“The government has backed off, federally and provincially, in funding for charities,” she said. “A lot of corporations as well in the community are tightening their buckles and their budgets are lower.”
Three of the United Way member agencies did not apply for funding this year, but the applications of the other 10 agencies have all been successful.
“Each agency applies to the United Way based on their need within the community and the outcomes that they have from the previous year,” she explained. “So we have a board of volunteers within the community, community members, that come together and look at all the applications.”
The United Way agencies that received funds from the 2014 campaign are the Canadian Mental Health Association, Canadian National Institute for the Blind, Canadian Paraplegic Association, Canadian Red Cross, Early Childhood Intervention Program, Family Resource Centre, Saskatchewan Abilities Council, Southwest Crisis Services, Southwest Homes and St. John Ambulance.
The United Way also allocated funding to the Swift Current Community Youth Initiative and the Active Play Program, which is co-ordinated by the City of Swift Current Community Services in association with various partner organizations.
Lindbjerg emphasized the money allocated to these agencies will be used to fund programs and services in the greater Swift Current area.
“All the money stays locally,” she said. “We make sure that we know what agencies are doing in our community and we fund them accordingly.”
For example, the Canadian National Institute for the Blind provides eye health-related services to 184 clients in Swift Current.
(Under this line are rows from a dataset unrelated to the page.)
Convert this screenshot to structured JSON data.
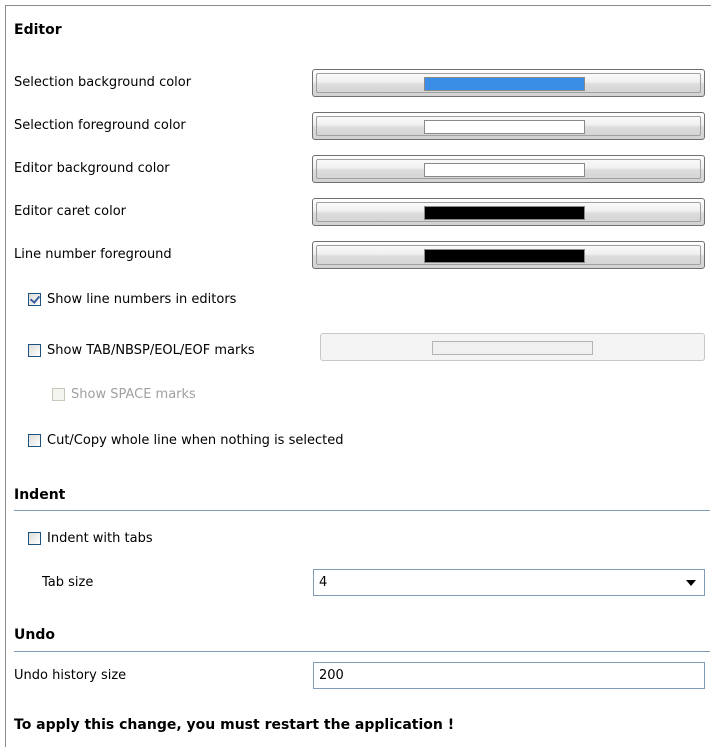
{
  "editor": {
    "title": "Editor",
    "colors": [
      {
        "label": "Selection background color",
        "swatch": "#3a8ee6"
      },
      {
        "label": "Selection foreground color",
        "swatch": "#ffffff"
      },
      {
        "label": "Editor background color",
        "swatch": "#ffffff"
      },
      {
        "label": "Editor caret color",
        "swatch": "#000000"
      },
      {
        "label": "Line number foreground",
        "swatch": "#000000"
      }
    ],
    "show_line_numbers": {
      "label": "Show line numbers in editors",
      "checked": true
    },
    "show_marks": {
      "label": "Show TAB/NBSP/EOL/EOF marks",
      "checked": false
    },
    "show_space_marks": {
      "label": "Show SPACE marks",
      "checked": false,
      "enabled": false
    },
    "cut_copy_line": {
      "label": "Cut/Copy whole line when nothing is selected",
      "checked": false
    }
  },
  "indent": {
    "title": "Indent",
    "indent_with_tabs": {
      "label": "Indent with tabs",
      "checked": false
    },
    "tab_size_label": "Tab size",
    "tab_size_value": "4"
  },
  "undo": {
    "title": "Undo",
    "history_label": "Undo history size",
    "history_value": "200"
  },
  "footer": {
    "restart_notice": "To apply this change, you must restart the application !"
  }
}
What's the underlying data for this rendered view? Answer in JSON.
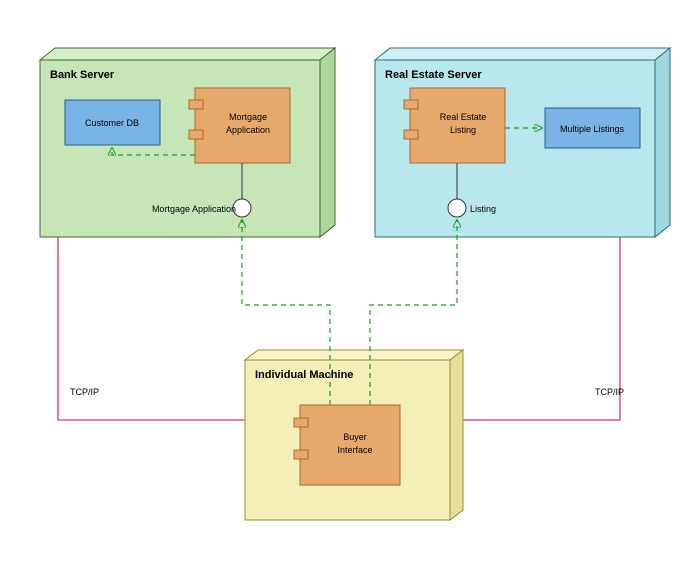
{
  "diagram": {
    "nodes": {
      "bank_server": {
        "title": "Bank Server"
      },
      "real_estate_server": {
        "title": "Real Estate Server"
      },
      "individual_machine": {
        "title": "Individual Machine"
      }
    },
    "components": {
      "customer_db": {
        "label": "Customer DB"
      },
      "mortgage_application": {
        "label": "Mortgage\nApplication"
      },
      "real_estate_listing": {
        "label": "Real Estate\nListing"
      },
      "multiple_listings": {
        "label": "Multiple Listings"
      },
      "buyer_interface": {
        "label": "Buyer\nInterface"
      }
    },
    "interfaces": {
      "mortgage_application_port": {
        "label": "Mortgage Application"
      },
      "listing_port": {
        "label": "Listing"
      }
    },
    "connections": {
      "tcpip_left": {
        "label": "TCP/IP"
      },
      "tcpip_right": {
        "label": "TCP/IP"
      }
    }
  },
  "chart_data": {
    "type": "uml-deployment",
    "nodes": [
      {
        "id": "bank_server",
        "name": "Bank Server",
        "type": "node",
        "components": [
          {
            "id": "customer_db",
            "name": "Customer DB",
            "stereotype": "artifact"
          },
          {
            "id": "mortgage_application",
            "name": "Mortgage Application",
            "stereotype": "component",
            "provided_interfaces": [
              "Mortgage Application"
            ]
          }
        ]
      },
      {
        "id": "real_estate_server",
        "name": "Real Estate Server",
        "type": "node",
        "components": [
          {
            "id": "real_estate_listing",
            "name": "Real Estate Listing",
            "stereotype": "component",
            "provided_interfaces": [
              "Listing"
            ]
          },
          {
            "id": "multiple_listings",
            "name": "Multiple Listings",
            "stereotype": "artifact"
          }
        ]
      },
      {
        "id": "individual_machine",
        "name": "Individual Machine",
        "type": "node",
        "components": [
          {
            "id": "buyer_interface",
            "name": "Buyer Interface",
            "stereotype": "component"
          }
        ]
      }
    ],
    "connections": [
      {
        "from": "mortgage_application",
        "to": "customer_db",
        "style": "dashed-arrow",
        "kind": "dependency"
      },
      {
        "from": "real_estate_listing",
        "to": "multiple_listings",
        "style": "dashed-arrow",
        "kind": "dependency"
      },
      {
        "from": "buyer_interface",
        "to_interface": "Mortgage Application",
        "style": "dashed",
        "kind": "interface-use"
      },
      {
        "from": "buyer_interface",
        "to_interface": "Listing",
        "style": "dashed",
        "kind": "interface-use"
      },
      {
        "from": "individual_machine",
        "to": "bank_server",
        "style": "solid",
        "label": "TCP/IP",
        "kind": "communication-path"
      },
      {
        "from": "individual_machine",
        "to": "real_estate_server",
        "style": "solid",
        "label": "TCP/IP",
        "kind": "communication-path"
      }
    ]
  }
}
The Early Childhood Intervention Program will make about 1,000 home visits annually to children with a disability, a delay or at risk for delay.
The Saskatchewan Abilities Council provides services and support to 155 individuals with a disability and/or barriers to employment. The programs at Southwest Crisis Services give support to more than 530 individuals who are dealing with a crisis in their lives.
Last year, Swift Current United Way received a large bequest from an estate that made a big difference to the 2013 funding allocations.
“That helped us give as much money as the agencies requested to them,” she said. “So we were able to fully allocate. This year, we weren’t able to, but we were able to give more than last year, so that’s good.”
Money from that bequest was also used towards the 2014 allocations, but the use of these funds will have to be used prudently.
“We had to dip into that bequest this year and we will continue to do that, but what we would like to do is be a sustainable organization that these agencies can rely on,” she said.
If the fundraising efforts of the United Way are successful, it will mean that member agencies can focus their efforts on programs and services instead of doing their own fundraising. According to Lindbjerg the business community also prefers to contribute to a single funding campaign instead of dealing with funding requests from a variety of individual agencies.
To ensure all fundraising dollars are going back into the community, the United Way will do additional events such as a golf tournament to raise funds for administrative costs.
“We’re working really hard at the United Way to have a sustainable business model and part of that is doing events,” she said. “So we’re trying to be efficient and we’ve made progress, but there’s still some work to do.”
This year’s golf tournament will take place June 13 at Elmwood Golf Course. After the success of last year’s event, the second annual Day of Caring week will take place from June 3 to 6.
“So we’re encouraging any organizations within the community that want to give back or want a good opportunity to congregate their employees and have a team working exercise and build team work within their organization to get involved in those and to give back,” she said.
“These agencies that benefit are so grateful. We had so many of them last year that said they wouldn’t have been able to do these projects if corporations haven’t stepped up and help them out.”

Read 11964 times Last modified on Wednesday, 08 January 2014 09:26